> **TASK DESCRIPTION**
Copy every line from the records below that carries the word "icon".

Dataset items:
____________________

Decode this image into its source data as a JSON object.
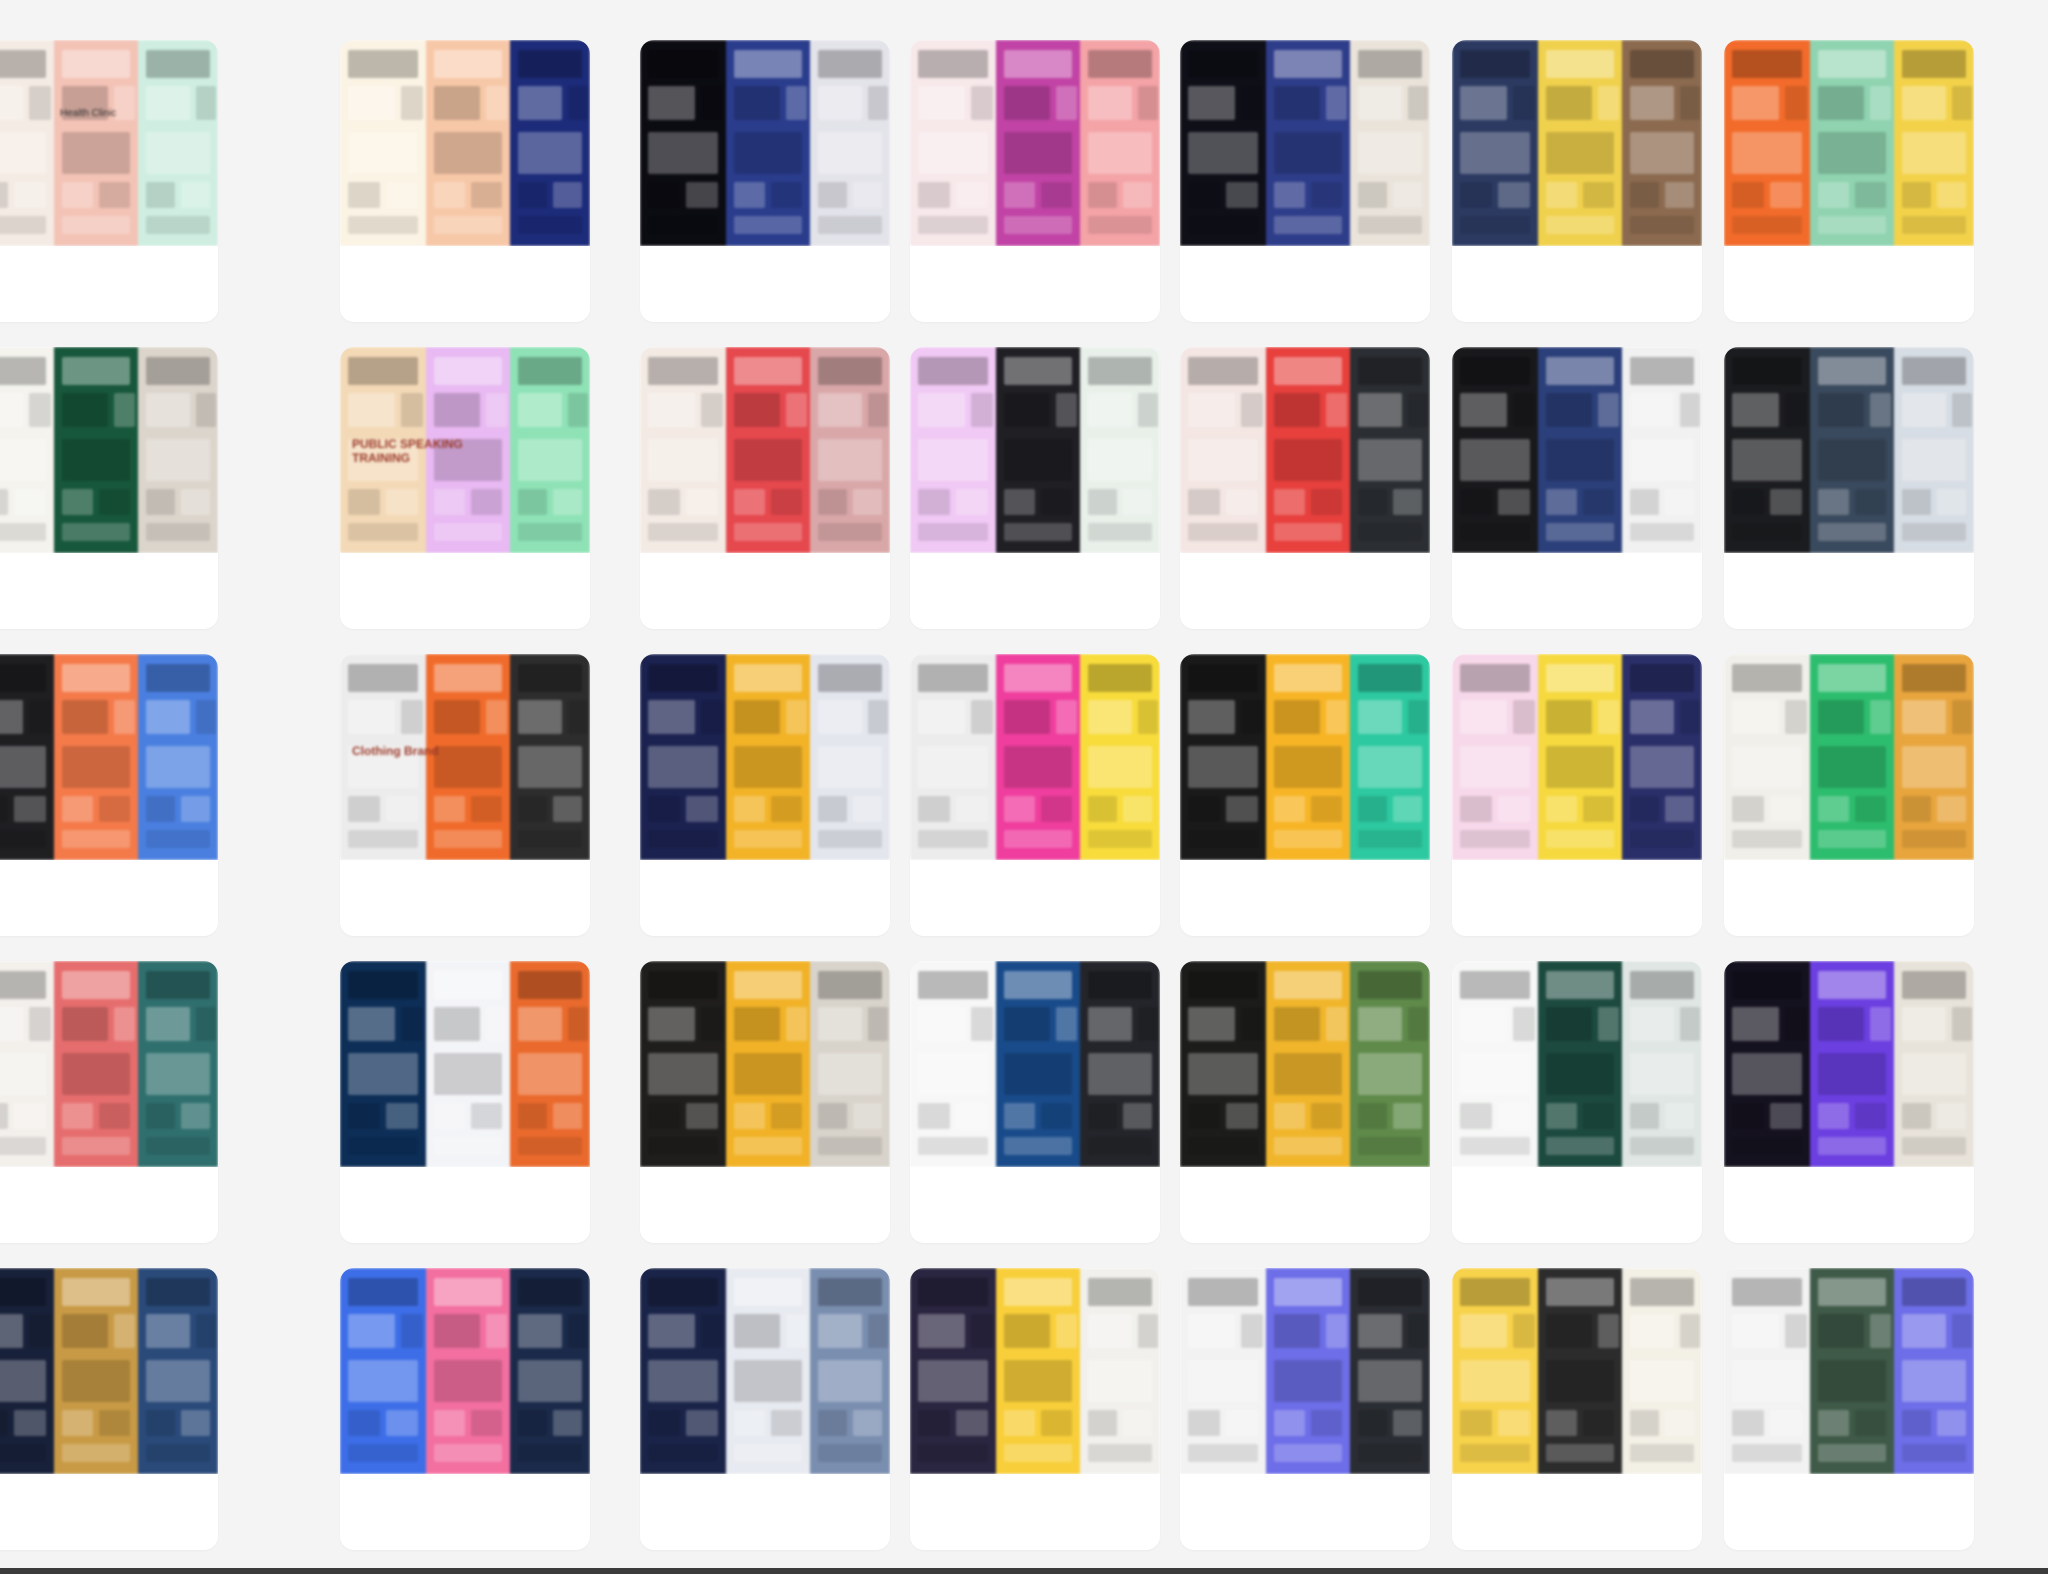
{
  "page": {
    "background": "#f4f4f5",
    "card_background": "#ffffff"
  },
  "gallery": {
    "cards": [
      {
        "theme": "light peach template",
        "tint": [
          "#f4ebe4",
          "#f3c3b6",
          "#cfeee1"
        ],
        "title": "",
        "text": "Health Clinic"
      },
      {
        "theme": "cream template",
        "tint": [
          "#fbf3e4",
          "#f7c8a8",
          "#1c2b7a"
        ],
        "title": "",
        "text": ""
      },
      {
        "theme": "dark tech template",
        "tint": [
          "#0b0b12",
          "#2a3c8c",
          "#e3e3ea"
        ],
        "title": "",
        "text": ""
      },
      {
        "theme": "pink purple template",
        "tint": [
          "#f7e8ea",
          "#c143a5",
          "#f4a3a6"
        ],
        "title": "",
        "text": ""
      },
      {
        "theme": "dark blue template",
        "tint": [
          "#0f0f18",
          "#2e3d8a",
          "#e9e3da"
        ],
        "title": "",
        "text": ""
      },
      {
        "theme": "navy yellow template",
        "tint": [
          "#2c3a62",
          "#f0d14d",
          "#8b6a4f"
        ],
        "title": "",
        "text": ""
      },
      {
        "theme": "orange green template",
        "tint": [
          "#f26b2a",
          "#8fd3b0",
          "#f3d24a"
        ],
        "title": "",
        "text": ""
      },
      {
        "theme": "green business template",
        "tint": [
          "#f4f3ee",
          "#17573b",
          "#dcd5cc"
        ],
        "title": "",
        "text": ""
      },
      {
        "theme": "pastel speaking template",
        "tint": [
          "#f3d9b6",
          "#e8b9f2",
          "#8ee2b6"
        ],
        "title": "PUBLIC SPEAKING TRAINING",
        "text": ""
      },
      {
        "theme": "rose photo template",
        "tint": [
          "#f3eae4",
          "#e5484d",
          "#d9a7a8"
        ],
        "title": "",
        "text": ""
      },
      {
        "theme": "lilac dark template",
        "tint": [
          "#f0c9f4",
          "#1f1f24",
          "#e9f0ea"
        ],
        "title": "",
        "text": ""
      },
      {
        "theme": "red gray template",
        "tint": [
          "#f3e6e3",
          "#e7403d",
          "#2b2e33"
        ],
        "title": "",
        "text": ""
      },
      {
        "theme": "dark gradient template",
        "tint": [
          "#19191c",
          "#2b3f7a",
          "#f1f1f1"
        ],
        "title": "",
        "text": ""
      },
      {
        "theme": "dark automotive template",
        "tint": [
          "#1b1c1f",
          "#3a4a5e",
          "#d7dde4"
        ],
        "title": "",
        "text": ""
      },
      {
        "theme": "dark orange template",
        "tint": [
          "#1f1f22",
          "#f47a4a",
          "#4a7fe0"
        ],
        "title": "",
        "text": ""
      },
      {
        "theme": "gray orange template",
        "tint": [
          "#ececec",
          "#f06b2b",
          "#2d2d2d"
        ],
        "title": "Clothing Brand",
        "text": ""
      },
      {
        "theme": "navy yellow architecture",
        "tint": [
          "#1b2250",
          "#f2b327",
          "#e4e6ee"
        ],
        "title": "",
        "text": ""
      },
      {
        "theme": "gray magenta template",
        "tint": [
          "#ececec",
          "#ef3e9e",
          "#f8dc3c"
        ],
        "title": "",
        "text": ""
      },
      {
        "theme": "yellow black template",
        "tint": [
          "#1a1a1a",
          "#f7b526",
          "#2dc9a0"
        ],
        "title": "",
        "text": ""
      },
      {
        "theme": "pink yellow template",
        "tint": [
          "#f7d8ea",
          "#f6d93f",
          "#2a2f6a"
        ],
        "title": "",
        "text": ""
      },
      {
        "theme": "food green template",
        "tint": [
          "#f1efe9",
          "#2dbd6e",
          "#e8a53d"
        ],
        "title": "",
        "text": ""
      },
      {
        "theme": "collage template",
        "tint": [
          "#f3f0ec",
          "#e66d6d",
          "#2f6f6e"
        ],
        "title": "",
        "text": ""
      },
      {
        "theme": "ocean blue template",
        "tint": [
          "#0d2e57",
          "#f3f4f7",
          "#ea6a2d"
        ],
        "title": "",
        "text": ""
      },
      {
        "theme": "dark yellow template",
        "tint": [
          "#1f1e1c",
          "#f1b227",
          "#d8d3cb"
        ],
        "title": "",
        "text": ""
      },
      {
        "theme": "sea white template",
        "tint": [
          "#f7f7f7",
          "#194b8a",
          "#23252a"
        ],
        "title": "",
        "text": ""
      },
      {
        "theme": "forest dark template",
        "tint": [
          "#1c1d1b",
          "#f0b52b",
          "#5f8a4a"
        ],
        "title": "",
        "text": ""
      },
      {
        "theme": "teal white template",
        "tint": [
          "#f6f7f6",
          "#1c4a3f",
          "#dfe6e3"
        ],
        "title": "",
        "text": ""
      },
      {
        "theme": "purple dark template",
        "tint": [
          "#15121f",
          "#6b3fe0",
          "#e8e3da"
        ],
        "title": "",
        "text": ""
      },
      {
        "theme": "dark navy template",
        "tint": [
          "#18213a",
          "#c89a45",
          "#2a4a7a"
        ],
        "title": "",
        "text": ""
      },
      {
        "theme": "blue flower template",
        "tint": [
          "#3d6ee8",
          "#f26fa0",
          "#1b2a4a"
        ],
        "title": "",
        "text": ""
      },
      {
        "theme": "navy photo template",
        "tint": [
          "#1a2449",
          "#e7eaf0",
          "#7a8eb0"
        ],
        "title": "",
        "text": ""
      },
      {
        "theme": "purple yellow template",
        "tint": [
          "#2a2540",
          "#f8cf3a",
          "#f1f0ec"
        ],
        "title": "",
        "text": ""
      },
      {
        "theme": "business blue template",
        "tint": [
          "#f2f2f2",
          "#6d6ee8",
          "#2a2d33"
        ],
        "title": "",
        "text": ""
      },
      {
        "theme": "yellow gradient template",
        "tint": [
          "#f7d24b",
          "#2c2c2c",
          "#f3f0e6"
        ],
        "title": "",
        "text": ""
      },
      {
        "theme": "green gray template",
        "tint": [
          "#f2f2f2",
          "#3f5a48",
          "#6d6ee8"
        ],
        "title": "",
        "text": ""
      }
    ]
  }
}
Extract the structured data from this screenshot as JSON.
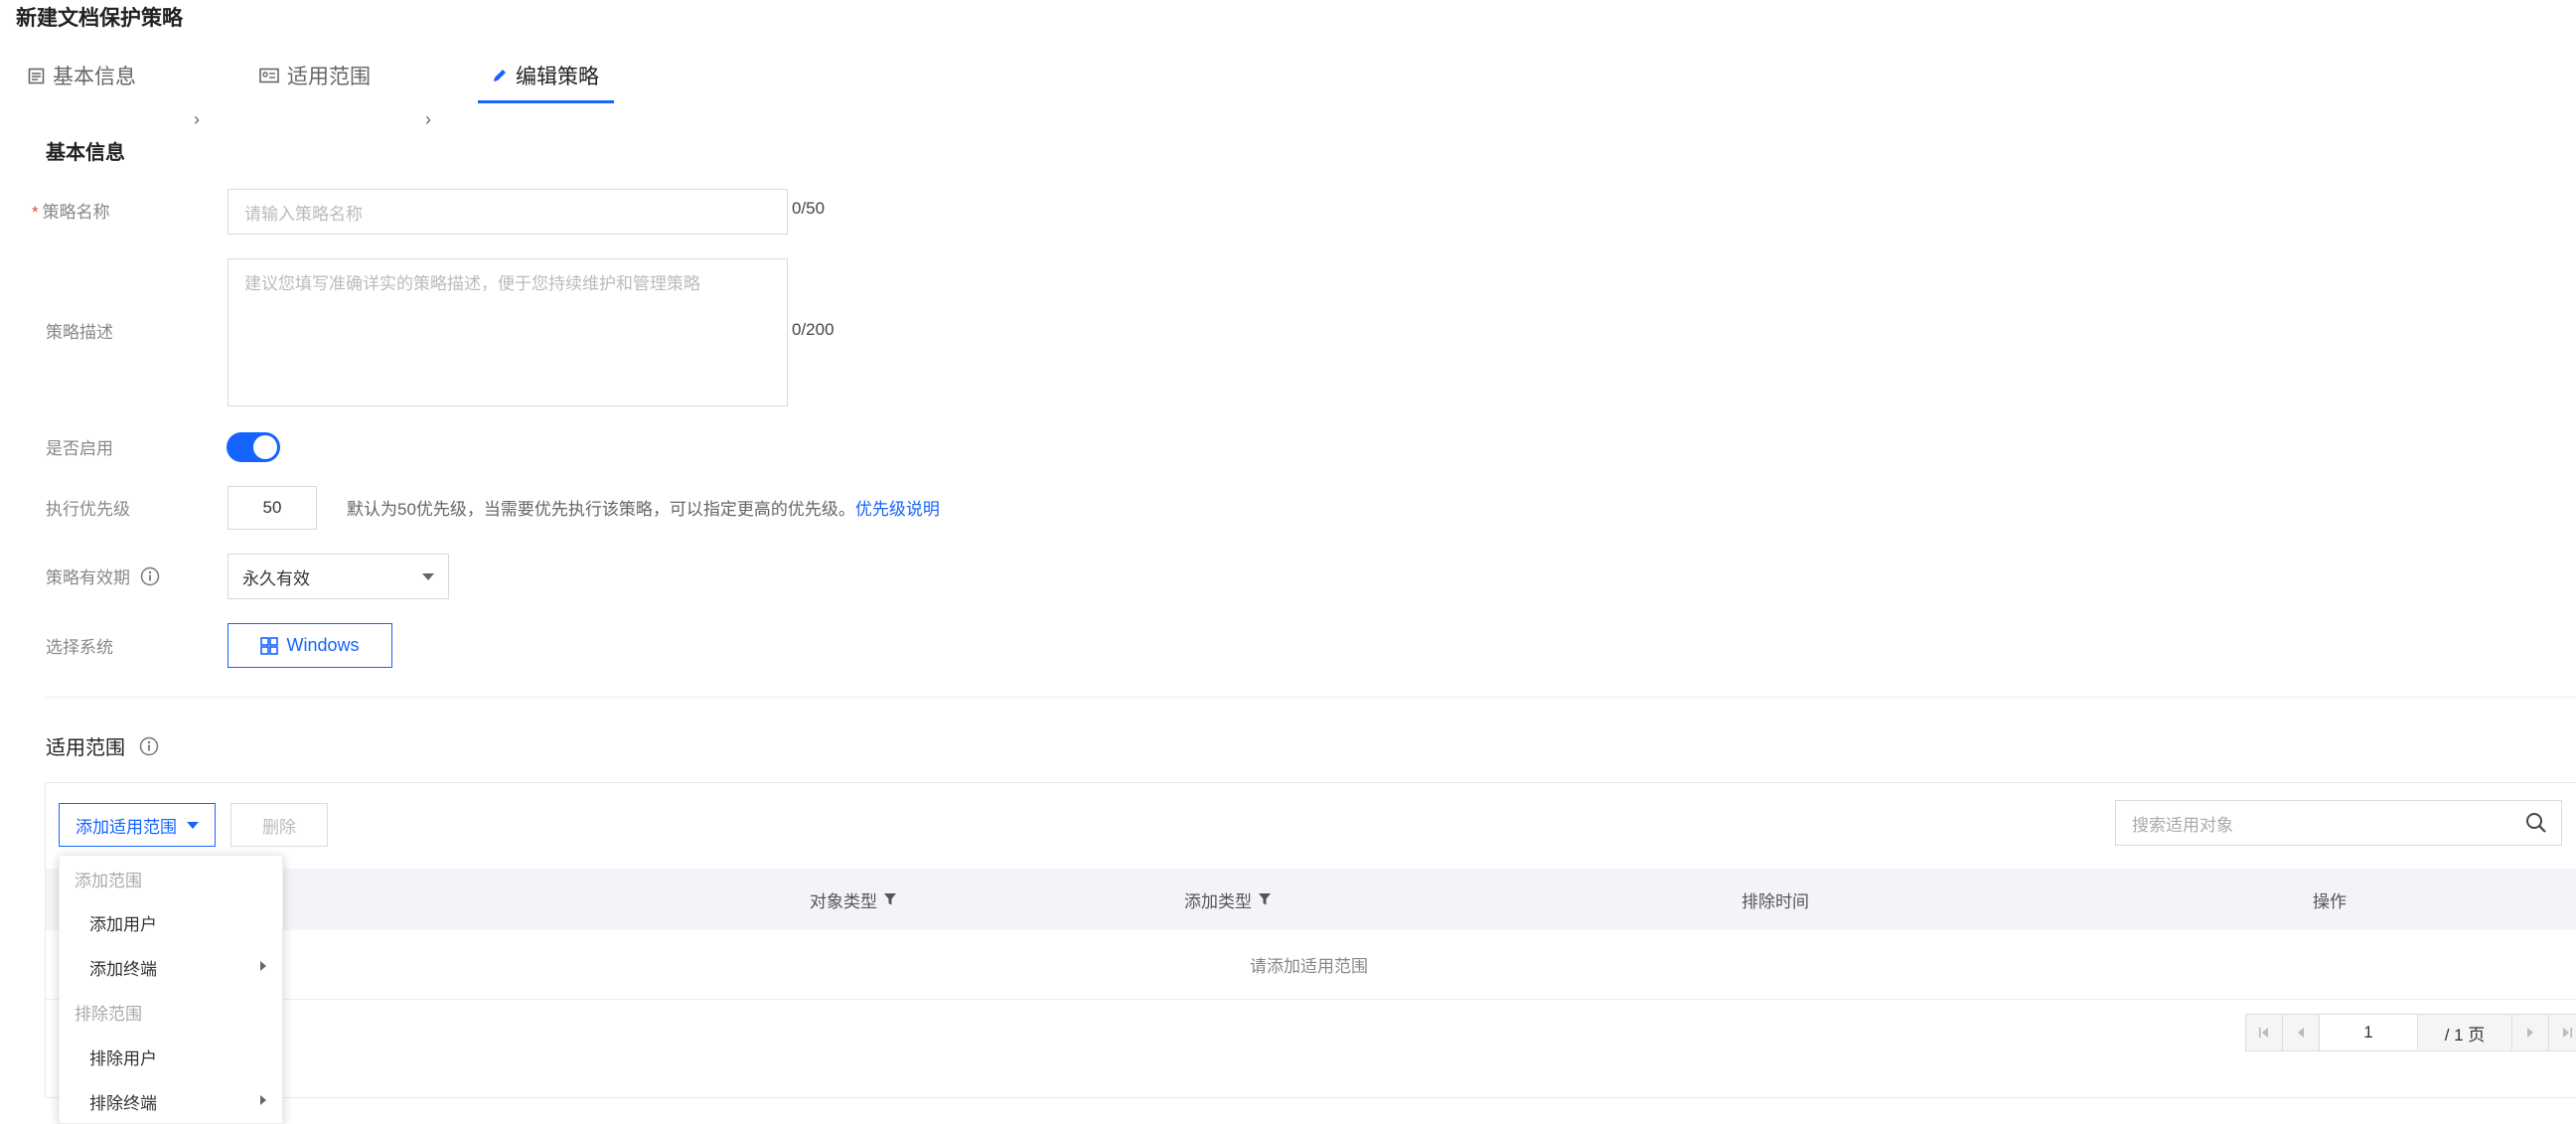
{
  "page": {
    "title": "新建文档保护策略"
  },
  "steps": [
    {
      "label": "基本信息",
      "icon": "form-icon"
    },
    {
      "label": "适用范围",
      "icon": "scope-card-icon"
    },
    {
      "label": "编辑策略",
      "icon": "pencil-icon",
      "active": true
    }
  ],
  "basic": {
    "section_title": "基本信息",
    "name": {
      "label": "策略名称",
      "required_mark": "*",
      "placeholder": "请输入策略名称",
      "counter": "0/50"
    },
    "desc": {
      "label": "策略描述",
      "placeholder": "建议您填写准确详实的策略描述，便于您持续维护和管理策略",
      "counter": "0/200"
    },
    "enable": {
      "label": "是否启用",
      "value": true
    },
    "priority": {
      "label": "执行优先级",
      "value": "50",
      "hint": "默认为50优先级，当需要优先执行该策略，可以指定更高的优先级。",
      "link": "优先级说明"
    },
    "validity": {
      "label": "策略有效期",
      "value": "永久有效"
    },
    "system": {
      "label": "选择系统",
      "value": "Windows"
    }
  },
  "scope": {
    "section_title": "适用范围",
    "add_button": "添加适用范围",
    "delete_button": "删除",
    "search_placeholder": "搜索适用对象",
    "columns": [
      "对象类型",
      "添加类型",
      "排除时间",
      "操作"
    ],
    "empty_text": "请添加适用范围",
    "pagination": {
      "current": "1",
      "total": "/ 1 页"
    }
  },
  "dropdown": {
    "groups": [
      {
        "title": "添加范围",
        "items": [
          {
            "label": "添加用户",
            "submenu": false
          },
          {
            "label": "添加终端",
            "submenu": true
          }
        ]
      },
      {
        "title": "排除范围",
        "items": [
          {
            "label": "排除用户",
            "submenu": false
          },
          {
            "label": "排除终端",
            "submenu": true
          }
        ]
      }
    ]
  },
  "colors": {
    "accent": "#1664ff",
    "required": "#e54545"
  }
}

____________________

> **SOLVED EXERCISE**
      "icon": "form-icon"
      "icon": "scope-card-icon"
      "icon": "pencil-icon",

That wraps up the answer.